The theater aggregation up in NoDa began on Memorial Day weekend, just before my wife Sue and I fled Speed Weeks for Spoleto Festival USA. Carolina Actors Studio Theatre opened a five-week run of The Edge of Our Bodies on Thursday and, instead of booking that one-woman show for Sunday matinees, layered on a double-bill. Eliza, a one-woman show based on the book of poems by Dede Wilson starts the afternoon at 2:30 - or it does if the lightbooth operator shows up on time - and an original choreopoem by Dee Abdullah, Under the Red Cloak, follows at 5 p.m.
That double-feature has one more showing this Sunday. But there's a fourth show running at CAST, and it's the best of them all. Keith Huff's A Steady Rain, the debut effort by 700 Miles South Productions, joined the rotation on the weekend after Memorial Day, with late-night 10 p.m. performances on Friday and Saturday nights through June 30. Four plays running at the same time in the same venue is a new all-time Charlotte record, I'd wager.

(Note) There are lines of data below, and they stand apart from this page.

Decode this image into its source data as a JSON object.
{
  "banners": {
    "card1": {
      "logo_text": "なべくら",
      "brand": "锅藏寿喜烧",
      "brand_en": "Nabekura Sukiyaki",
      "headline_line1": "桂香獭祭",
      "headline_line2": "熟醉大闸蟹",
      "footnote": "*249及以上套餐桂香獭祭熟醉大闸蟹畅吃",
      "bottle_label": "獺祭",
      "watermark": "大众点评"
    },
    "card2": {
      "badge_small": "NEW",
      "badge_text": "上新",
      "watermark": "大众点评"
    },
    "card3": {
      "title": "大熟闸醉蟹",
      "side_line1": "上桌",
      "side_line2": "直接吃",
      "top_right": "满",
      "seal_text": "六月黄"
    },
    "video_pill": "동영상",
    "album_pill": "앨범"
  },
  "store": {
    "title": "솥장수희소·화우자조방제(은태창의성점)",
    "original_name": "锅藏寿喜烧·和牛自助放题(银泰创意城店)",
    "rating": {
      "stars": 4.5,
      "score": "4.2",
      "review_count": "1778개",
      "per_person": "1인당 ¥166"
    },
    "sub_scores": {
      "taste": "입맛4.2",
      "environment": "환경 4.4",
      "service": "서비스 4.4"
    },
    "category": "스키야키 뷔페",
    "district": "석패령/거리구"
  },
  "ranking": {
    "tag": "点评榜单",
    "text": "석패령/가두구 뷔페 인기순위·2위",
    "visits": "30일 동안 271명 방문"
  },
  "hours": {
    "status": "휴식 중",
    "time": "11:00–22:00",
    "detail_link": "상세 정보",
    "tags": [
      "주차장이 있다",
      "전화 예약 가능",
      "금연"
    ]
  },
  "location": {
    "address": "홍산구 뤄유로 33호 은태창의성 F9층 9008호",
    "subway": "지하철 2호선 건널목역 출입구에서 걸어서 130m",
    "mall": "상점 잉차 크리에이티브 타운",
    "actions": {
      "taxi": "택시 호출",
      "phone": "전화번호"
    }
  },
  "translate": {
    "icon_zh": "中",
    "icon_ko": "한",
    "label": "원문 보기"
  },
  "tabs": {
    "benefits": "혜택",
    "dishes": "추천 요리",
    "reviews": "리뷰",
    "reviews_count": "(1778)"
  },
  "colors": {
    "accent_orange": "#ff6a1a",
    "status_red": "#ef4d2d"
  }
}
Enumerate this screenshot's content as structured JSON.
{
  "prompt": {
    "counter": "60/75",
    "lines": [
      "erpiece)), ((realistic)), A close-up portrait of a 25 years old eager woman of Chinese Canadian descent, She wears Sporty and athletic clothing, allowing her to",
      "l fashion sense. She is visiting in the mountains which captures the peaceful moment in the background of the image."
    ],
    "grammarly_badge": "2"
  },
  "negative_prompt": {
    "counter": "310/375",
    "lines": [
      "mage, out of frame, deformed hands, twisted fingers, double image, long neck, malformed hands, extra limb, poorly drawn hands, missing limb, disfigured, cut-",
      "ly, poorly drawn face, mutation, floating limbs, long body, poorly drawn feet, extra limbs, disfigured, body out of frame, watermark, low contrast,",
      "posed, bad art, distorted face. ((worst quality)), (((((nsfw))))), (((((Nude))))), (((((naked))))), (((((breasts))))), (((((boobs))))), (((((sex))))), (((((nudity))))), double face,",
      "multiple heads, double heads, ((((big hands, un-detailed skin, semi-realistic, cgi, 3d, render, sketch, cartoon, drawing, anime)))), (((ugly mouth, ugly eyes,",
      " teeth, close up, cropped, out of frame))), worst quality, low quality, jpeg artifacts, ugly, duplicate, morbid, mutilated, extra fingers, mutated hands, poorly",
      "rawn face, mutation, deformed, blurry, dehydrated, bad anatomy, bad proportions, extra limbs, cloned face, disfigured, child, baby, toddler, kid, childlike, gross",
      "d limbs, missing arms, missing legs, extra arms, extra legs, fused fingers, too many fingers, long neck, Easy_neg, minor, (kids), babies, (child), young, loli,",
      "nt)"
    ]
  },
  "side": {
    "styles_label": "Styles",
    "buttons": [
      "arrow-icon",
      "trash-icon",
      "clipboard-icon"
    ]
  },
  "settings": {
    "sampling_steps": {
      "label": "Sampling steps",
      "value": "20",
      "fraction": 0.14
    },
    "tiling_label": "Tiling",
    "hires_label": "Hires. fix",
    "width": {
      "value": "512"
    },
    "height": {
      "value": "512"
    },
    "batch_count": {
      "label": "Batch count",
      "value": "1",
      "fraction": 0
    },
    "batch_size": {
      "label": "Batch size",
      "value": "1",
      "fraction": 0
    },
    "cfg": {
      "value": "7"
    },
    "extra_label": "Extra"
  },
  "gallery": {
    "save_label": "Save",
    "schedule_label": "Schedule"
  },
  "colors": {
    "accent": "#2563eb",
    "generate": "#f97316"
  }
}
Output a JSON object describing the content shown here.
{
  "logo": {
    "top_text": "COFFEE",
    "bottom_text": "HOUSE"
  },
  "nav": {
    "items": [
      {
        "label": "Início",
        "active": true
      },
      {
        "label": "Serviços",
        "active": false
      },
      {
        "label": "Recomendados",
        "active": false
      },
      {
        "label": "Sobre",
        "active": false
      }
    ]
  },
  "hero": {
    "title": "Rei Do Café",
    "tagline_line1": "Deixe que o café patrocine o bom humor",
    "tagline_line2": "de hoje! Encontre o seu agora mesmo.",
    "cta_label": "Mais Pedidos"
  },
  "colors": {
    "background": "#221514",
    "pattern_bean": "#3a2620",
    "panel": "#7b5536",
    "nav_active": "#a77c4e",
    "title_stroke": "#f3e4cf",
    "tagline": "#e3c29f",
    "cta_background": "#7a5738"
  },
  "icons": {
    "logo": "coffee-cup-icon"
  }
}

Directed by Michael Harris with nifty lighting design by Michael R. Simmons, Steady Rain creates a dark film noire flavor with just two characters, Chicago policemen Denny and Joey. One is more corrupt than the other. Denny is on-the-take, cheating on his wife, and an unapologetic racist who employs such choice epithets as "rice puppy" in categorizing suspects and victims. Trying to lay off the booze, Joey is reluctantly on-the-make with Denny's wife as the crooked cop digs himself into deeper and deeper trouble. Covering up for his partner's derelictions of duty is jeopardizing Joey's job as well.
Best buddies since childhood, there's a lot of past history between Denny and Joey coming to a boil after a mysterious attack on Denny's home nearly kills his son. Harris gets magnificent work from J.R. Adduci as Denny, even better here as the rogue cop than he was as Stanley Kowalski, and John C. Cunningham as Joey surpasses anything I've seen him do before, more humdrum and precariously controlled than I ever thought he could be.
Eliza sports the same throw-rug in the middle of its set as Edge of our Bodies and the same basic problem: a protagonist who cannot be heard at key points. The talkback with poet/playwright Wilson was far more audible than Pamela Freedy was as Eliza Moore Christie Parker. But as Freedy spins Eliza's tale of two husbands and nine children in 19th century New Orleans, it also becomes clear that Wilson has done too little with her book of poems to make it a completely satisfying drama. The denouement happens far too abruptly, without inevitability or power.
Produced by Matchett Enterprises and directed by the playwright, Under the Red Cloak borrows some of Simmons' lighting design for Steady Rain, but that's probably the biggest flaw in the production. According to Abdullah, Red Cloak was inspired by Anita Diamant's The Red Tent, but its kinship with For Colored Girls seems far more obvious. Instead of different colors of the same basic costume that we find in Ntozake Shange's rainbow celebration of black womanhood, all the women here are decked out in a diaphanous red. The opening poem, "I Am Blood/I Am Woman," keys the mood.
Songs by Greg James and Luqman Abdullah set this choreopoem apart, with fine singing from Namiah Potter (I hope I've picked the right spelling among the three in the playbill for this actress) and Carmen Coulter. Testimonies by the women are consistently compelling, but I must say I was distressed by repeated instances of mothers who allowed their husbands to abuse or rape their daughters. Resignation to your husband beating you is bad enough - as the old blues used to say, "Ain't nobody's business if I do" - but daughters should be able to count on their moms for protection from such odious predators.
Black women have important stories we should hear - comical, quirky and tragic. In Under the Red Cloak, they tell them, with direction from Abdullah that's as effective as her writing.
Delette Nycum was my great-grandmother.
Goddamn this town is a drag.
His voice just creeps me out. That is all.